There follows a comprehensive selection of some of the most provocative perfumes since 1882. I have counted no less than 32 fragrances that I simply must own. After a late night spent scouring the internet, the first landed on my desk today, Habanita de Molinard, originally created as a fragrance to apply to cigarettes to make the smoke even more fragrant. Since reading The Perfume Lover by Denyse Beaulieu, I have been desperate to smell this decadent fragrance and I can say it doesn't disappoint.

I would love to create something as marvelous as a fragrance for cigarettes, but I am pretty sure it would be frowned upon. Smoking is not as glamorous as it was in the 20's, now we know the effects and the enticing ads have been replaced by ads warning us about cancer and poor health, not that I remember that when I hit glass no 6 of wine and fancy a surreptitious ciggie.

Warning - this book is filled with descriptions of fragrance you will want to own, nay, must own. If you love perfume, Scent and Subversion is a wonderful book and Barbara is an engaging writer. The  book has lots of vintage perfume advertising, another obsession of mine, beautiful illustrations that tell the story of the perfume better than a leggy model lolling in a field holding a factice or perfume.

Perfume Master Class with Cocktails

When I lived in London and worked for Miller Harris, we held perfume and wine matching master classes in our Mayfair store. There is so much synergy between wine and perfume and it was lots of fun exploring the similarities. I have wanted to do a Perfume and Cocktail Master Class as a follow on from the Champagne and Perfume Master Classes I did earlier in the year with The Champagne Dame so I contacted 1806, one of Melbourne's best cocktail bars. Luckily, Colleen, who looks after the PR and Marketing, loved my crazy idea, and Dan, a wonderful mixologist got to work creating some amazing cocktails.

First up is the Floral cocktail, a gorgeous concoction of rose and nashi pear on a base of vodka. The second cocktail was the  Fresh cocktail, a chamomile and citrus reduction over a gin base, it was like sipping on liquid sunshine!

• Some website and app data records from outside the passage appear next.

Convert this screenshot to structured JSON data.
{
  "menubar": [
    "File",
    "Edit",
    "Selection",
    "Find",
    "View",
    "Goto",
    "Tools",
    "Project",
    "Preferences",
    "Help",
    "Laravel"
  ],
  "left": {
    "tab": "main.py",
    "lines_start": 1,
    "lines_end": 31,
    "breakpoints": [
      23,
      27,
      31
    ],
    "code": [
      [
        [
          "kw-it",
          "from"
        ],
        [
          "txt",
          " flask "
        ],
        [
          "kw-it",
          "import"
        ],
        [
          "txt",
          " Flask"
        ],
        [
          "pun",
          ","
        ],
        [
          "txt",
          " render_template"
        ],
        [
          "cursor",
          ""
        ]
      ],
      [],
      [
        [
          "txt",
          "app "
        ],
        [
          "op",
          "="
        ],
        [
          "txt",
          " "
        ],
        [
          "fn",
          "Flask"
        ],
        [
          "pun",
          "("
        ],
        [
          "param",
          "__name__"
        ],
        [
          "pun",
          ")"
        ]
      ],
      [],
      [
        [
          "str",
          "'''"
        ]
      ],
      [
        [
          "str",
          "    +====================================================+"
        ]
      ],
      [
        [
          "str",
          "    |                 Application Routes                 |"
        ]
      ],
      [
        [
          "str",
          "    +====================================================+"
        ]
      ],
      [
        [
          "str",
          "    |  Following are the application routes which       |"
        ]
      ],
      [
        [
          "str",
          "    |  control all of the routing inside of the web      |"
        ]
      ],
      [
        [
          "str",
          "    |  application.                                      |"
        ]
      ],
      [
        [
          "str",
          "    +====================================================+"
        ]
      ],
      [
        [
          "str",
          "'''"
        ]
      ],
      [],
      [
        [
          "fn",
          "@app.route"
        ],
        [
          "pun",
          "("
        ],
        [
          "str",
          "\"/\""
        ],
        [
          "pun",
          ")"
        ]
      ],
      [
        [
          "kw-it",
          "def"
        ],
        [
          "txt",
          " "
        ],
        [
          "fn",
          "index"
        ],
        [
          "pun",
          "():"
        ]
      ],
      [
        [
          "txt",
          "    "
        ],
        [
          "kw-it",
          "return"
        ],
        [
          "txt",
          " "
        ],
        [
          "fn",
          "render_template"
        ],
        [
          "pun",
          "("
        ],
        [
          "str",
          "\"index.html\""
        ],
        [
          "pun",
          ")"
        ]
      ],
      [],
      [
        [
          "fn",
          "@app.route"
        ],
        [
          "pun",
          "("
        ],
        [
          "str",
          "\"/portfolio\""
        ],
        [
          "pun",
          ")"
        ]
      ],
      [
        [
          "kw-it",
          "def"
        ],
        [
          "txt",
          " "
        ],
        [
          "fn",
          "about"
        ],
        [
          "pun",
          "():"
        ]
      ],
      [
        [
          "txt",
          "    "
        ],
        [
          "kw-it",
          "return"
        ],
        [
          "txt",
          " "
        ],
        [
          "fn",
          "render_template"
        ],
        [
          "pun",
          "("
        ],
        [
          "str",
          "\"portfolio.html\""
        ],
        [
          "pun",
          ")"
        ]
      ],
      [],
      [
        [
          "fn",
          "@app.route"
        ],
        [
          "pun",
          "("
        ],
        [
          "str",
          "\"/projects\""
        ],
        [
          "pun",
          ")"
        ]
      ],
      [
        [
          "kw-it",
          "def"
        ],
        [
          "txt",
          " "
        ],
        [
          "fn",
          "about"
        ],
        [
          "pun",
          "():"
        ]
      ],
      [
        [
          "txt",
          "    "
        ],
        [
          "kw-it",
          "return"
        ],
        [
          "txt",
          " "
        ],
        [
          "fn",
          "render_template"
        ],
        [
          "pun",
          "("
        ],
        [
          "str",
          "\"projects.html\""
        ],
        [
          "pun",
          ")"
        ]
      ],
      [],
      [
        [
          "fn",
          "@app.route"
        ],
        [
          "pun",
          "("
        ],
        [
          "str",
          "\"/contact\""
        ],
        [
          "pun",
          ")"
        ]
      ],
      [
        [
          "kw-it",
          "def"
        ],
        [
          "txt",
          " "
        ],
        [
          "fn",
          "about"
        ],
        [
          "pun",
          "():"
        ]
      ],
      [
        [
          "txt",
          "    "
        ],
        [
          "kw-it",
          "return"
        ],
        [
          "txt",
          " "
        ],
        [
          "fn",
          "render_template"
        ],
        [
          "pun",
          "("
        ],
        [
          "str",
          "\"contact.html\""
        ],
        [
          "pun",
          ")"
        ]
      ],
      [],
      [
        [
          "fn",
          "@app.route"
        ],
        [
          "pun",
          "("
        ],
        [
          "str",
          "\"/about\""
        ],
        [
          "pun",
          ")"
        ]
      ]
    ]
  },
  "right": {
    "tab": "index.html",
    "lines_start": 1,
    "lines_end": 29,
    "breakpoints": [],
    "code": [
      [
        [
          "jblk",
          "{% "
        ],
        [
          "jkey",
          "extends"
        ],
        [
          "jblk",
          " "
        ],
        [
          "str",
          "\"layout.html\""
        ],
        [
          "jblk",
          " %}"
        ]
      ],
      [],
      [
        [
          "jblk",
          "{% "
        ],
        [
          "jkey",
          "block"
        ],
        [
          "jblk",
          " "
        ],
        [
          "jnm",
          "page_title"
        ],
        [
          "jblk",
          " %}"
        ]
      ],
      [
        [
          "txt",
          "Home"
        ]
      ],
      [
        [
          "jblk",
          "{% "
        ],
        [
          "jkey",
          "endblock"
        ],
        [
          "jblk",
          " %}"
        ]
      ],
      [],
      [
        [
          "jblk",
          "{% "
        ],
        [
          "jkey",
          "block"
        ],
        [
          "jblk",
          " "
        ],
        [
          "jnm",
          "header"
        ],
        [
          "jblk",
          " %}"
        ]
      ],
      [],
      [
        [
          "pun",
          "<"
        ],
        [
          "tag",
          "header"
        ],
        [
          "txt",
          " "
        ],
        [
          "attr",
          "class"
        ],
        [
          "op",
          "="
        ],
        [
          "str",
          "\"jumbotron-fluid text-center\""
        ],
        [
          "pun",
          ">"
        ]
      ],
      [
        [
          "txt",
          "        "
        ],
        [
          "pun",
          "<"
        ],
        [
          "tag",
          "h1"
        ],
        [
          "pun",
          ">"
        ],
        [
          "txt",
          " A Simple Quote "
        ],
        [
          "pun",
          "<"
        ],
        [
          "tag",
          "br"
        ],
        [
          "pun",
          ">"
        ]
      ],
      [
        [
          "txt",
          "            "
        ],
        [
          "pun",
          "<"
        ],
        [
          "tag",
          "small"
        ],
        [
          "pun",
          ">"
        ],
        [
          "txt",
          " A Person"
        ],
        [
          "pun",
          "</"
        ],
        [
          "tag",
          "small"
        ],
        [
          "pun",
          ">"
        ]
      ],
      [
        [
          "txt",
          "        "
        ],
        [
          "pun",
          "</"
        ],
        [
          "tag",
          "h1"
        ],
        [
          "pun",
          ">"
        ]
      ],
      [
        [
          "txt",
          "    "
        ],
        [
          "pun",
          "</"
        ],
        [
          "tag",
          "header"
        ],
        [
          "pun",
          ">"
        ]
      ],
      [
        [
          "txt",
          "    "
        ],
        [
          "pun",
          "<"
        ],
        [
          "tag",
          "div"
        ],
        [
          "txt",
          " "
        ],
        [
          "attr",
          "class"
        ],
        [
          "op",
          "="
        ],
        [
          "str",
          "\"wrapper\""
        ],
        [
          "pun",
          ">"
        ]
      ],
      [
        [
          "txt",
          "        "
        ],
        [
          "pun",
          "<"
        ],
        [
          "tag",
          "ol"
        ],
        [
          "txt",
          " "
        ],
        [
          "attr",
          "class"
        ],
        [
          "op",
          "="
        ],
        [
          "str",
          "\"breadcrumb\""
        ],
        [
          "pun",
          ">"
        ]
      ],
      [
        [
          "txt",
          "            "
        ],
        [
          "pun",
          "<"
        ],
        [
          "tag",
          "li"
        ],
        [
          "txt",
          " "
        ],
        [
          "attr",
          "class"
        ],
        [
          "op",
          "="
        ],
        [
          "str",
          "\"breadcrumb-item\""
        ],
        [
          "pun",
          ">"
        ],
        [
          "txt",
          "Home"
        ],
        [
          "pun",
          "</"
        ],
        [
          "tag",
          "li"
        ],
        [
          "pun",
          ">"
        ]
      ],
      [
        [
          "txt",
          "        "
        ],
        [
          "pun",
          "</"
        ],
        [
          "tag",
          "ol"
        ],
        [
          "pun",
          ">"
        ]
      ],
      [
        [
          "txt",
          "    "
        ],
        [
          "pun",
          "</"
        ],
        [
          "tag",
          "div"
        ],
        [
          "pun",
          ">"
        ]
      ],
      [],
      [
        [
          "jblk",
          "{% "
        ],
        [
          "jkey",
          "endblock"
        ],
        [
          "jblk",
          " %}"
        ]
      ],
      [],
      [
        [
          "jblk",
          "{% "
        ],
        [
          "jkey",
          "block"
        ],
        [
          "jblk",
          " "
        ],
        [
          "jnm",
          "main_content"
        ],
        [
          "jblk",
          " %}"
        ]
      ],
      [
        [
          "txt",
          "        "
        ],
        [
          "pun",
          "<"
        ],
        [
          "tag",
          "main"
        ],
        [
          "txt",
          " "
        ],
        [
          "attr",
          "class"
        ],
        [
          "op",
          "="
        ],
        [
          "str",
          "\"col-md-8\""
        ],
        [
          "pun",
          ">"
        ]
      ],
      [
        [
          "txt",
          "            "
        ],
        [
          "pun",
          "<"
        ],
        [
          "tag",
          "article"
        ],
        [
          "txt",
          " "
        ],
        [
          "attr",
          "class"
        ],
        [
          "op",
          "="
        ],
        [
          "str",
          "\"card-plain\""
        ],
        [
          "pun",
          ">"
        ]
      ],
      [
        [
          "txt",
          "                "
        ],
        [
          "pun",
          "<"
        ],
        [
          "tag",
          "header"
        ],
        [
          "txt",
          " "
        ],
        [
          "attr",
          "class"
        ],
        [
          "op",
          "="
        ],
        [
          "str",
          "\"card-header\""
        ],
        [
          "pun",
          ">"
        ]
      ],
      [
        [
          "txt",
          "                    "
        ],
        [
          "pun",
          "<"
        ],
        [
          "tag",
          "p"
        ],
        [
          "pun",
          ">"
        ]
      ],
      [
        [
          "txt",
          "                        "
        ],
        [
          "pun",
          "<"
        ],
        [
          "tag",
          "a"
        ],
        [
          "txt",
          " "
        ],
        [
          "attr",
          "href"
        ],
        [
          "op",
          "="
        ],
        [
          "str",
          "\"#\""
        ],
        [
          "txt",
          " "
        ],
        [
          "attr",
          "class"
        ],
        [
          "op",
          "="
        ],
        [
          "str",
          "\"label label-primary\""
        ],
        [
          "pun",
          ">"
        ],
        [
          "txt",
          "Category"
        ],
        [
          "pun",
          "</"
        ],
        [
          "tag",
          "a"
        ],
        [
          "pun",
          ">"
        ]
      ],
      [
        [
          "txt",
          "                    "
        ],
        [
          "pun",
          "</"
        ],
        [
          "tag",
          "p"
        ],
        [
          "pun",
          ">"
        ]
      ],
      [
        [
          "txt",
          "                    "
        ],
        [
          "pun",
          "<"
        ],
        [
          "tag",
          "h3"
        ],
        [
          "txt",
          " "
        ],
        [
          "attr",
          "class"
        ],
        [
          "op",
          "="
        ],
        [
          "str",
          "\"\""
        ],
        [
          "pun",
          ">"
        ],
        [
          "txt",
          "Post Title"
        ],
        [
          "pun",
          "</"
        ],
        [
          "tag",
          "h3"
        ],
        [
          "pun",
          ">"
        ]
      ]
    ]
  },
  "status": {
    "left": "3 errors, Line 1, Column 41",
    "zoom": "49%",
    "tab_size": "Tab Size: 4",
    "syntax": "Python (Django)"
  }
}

The star of the show was undoubtedly the Wood cocktail, ooh and aahs echoed around the table as Dan and Colleen set them down. They were presented in an apothecary bottle with The Powder Room logo with smoke billowing from the top. A whiskey base, Lagavullen my favourite single malt, was served over a single cube of ice and the cinnamon stick was set on fire. Incredibly delicious and well presented.

Some people ask why perfume and cocktails? I say, why not? I love perfume, I love cocktails, they both take you on a sensory journey, and I like a drink, so why not combine them?

This event is be available for private functions at The Understudy at 1806. Please contact is you would like to book. Minimum 5 guests, $95 per person.